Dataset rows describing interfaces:
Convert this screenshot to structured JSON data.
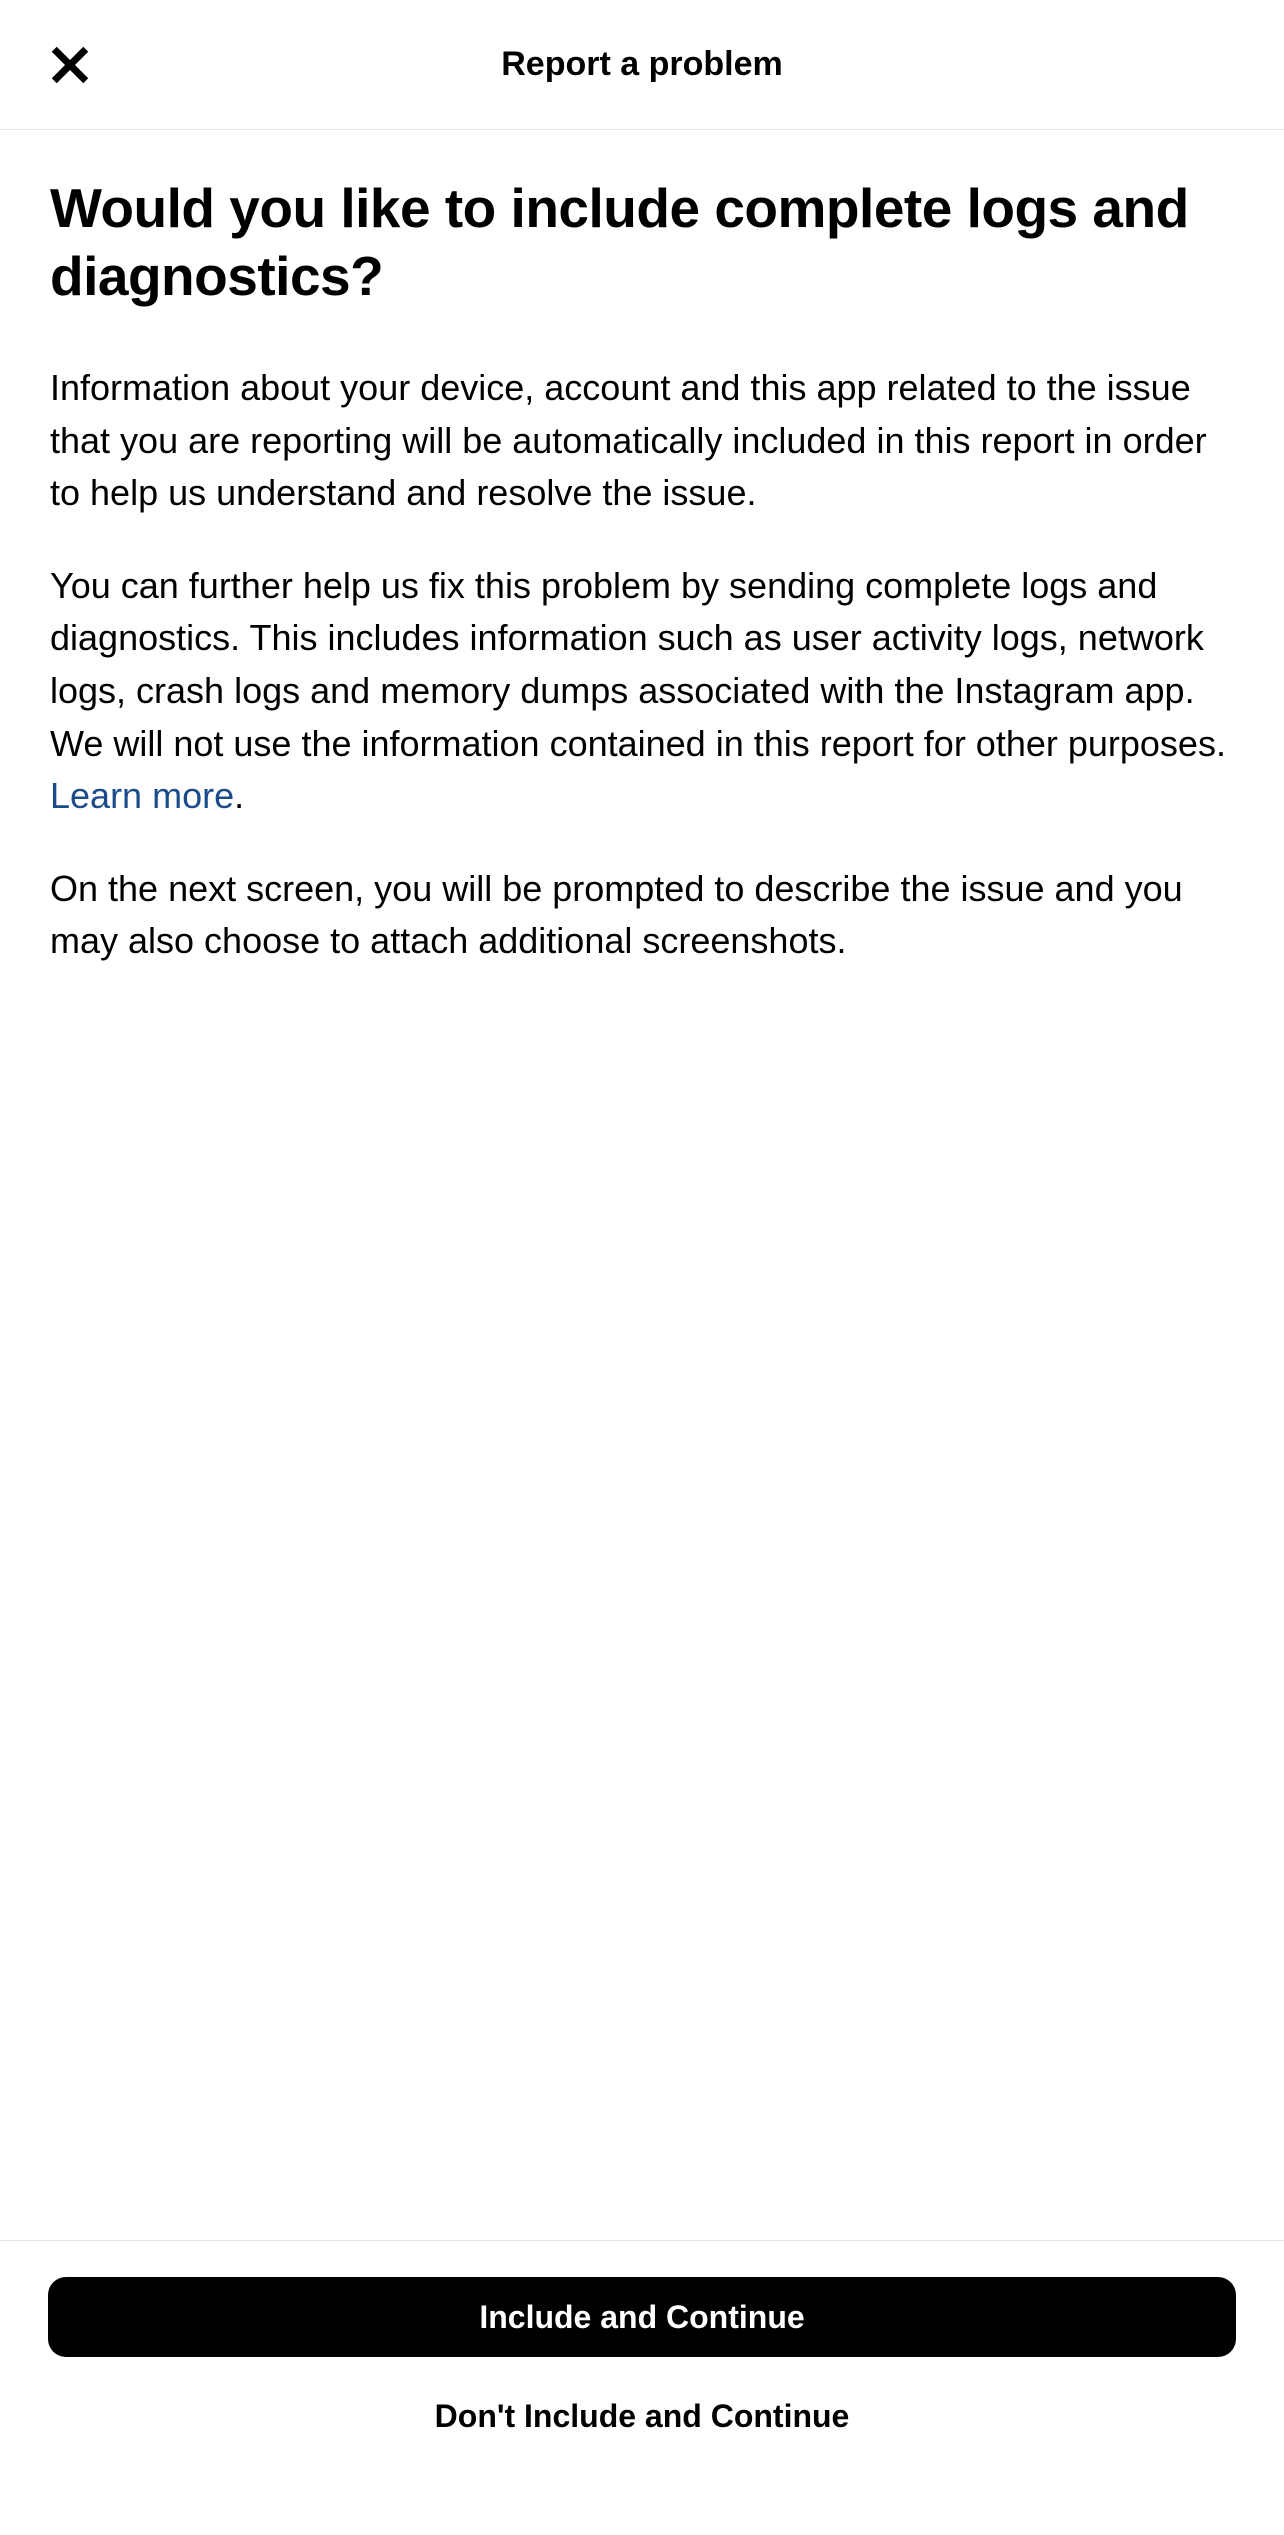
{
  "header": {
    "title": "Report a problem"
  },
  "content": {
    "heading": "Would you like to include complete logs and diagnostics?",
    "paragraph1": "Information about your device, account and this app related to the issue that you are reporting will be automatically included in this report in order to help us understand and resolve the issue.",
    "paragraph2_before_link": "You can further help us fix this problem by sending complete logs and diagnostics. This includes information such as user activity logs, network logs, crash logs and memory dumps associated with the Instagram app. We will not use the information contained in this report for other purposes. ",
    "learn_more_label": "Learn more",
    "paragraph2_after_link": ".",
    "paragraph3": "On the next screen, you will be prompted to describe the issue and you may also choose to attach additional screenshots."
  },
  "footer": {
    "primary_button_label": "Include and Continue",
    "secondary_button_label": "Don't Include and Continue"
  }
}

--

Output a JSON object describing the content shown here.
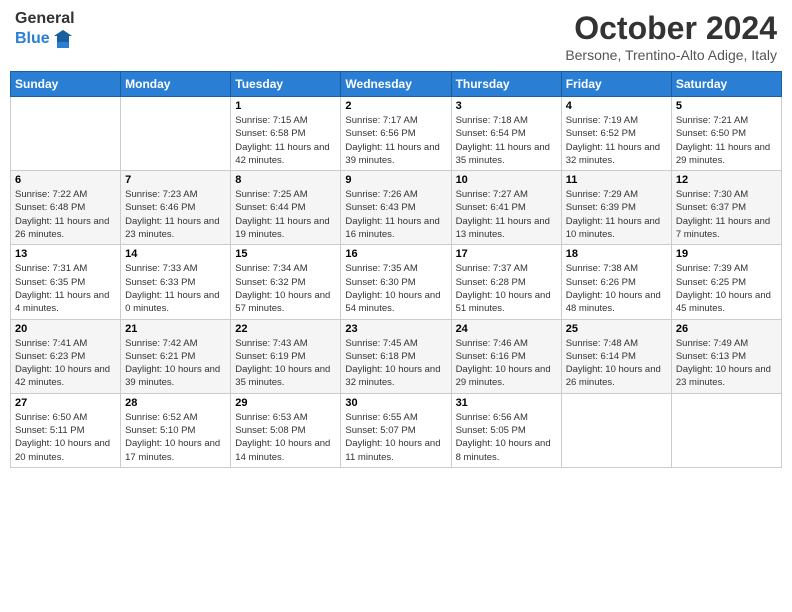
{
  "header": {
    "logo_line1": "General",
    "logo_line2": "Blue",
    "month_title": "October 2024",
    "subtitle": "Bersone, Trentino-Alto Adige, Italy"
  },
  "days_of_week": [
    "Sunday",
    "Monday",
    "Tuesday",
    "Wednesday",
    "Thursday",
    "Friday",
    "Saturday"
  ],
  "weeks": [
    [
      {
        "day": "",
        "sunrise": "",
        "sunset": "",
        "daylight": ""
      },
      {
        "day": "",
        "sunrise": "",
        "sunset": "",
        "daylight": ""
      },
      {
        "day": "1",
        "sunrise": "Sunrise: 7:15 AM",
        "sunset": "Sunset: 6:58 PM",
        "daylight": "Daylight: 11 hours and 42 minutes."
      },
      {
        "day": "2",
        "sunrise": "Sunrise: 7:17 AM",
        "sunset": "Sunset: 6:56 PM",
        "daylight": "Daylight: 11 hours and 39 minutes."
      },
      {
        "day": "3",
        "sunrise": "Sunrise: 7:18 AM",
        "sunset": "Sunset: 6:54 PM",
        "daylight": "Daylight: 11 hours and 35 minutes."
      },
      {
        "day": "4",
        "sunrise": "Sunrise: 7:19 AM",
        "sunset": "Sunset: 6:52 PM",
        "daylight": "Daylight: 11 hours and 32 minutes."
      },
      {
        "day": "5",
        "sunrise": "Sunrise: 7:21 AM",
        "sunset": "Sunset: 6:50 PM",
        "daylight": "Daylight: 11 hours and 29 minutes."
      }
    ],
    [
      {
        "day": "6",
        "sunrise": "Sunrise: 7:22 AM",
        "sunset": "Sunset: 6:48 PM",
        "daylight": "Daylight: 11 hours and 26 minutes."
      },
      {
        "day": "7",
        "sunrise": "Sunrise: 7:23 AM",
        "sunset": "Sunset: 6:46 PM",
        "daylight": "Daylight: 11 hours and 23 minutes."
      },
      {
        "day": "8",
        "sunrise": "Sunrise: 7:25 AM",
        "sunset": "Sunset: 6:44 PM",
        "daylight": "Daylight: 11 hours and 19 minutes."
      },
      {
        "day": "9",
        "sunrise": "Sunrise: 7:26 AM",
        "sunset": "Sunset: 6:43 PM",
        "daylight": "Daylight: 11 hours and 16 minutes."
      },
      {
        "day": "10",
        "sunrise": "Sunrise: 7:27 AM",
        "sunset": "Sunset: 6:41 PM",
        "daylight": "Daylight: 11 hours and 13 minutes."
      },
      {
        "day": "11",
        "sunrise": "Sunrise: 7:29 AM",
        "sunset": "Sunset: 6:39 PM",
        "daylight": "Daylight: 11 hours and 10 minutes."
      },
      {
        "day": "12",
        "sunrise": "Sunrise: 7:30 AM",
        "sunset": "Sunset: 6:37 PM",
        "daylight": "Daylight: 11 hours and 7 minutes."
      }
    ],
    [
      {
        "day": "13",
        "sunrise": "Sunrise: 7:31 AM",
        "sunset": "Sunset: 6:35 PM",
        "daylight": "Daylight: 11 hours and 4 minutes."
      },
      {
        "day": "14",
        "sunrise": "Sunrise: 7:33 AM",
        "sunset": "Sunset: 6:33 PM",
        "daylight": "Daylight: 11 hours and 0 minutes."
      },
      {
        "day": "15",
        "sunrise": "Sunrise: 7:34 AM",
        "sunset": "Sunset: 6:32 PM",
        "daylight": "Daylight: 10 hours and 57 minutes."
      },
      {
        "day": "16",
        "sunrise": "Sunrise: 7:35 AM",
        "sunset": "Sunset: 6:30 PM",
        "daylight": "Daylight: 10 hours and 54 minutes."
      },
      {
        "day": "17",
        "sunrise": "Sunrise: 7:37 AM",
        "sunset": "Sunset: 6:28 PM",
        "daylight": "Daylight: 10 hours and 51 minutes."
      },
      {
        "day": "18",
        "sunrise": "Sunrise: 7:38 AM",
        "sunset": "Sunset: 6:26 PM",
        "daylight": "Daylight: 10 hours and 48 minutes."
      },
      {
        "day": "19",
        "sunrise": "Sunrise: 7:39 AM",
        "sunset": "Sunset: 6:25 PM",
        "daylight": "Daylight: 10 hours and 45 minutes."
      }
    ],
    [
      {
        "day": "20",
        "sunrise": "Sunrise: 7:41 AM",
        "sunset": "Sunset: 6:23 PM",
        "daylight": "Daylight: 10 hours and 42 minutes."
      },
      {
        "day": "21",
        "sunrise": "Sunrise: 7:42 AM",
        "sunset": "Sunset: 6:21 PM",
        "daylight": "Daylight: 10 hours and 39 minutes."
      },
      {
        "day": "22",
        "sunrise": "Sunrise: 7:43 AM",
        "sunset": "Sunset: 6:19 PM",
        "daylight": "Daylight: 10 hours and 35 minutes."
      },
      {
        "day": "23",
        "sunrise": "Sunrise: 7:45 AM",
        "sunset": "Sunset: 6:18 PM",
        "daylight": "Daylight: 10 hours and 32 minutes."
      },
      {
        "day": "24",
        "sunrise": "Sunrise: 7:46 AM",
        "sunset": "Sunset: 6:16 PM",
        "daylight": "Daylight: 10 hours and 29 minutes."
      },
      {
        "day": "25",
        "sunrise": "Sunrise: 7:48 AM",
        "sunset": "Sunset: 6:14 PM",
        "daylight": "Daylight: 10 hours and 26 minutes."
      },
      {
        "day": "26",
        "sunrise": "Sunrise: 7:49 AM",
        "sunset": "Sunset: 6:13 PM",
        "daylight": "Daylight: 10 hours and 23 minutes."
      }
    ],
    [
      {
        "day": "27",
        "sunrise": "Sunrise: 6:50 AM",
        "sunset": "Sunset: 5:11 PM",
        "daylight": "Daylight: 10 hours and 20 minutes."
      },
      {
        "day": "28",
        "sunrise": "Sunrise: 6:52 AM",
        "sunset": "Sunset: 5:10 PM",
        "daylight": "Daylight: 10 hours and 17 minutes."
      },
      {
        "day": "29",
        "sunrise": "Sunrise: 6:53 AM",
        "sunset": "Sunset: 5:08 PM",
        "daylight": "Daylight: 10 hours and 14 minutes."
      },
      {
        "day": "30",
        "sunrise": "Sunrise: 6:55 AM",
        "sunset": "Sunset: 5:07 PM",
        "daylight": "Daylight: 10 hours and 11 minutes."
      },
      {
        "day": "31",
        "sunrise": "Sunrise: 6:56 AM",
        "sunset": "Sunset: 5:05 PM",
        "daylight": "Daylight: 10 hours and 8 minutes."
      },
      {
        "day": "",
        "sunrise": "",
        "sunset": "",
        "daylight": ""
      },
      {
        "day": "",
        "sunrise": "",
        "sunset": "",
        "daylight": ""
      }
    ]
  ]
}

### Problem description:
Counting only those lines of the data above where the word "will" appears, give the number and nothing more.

### Result for this task:
3